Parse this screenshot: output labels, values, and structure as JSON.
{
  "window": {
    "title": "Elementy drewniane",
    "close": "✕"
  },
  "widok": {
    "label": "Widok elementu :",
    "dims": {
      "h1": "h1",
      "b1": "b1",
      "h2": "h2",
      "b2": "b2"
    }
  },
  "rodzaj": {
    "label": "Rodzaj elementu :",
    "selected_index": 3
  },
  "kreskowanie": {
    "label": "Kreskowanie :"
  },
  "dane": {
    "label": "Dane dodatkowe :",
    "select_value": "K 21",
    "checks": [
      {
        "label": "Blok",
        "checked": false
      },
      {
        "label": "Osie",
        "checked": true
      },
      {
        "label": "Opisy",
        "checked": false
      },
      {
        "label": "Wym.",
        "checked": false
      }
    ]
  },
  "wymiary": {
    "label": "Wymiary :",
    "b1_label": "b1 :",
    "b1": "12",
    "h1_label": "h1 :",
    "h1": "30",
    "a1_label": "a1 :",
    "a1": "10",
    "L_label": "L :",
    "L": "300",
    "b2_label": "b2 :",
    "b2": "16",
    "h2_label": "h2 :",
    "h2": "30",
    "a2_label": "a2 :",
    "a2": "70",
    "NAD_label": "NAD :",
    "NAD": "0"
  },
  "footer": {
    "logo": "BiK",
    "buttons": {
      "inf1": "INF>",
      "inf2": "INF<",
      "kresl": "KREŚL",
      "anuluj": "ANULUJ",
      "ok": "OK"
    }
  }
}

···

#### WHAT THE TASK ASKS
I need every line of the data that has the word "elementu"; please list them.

#### WRITTEN SOLUTION
    "label": "Widok elementu :",
    "label": "Rodzaj elementu :",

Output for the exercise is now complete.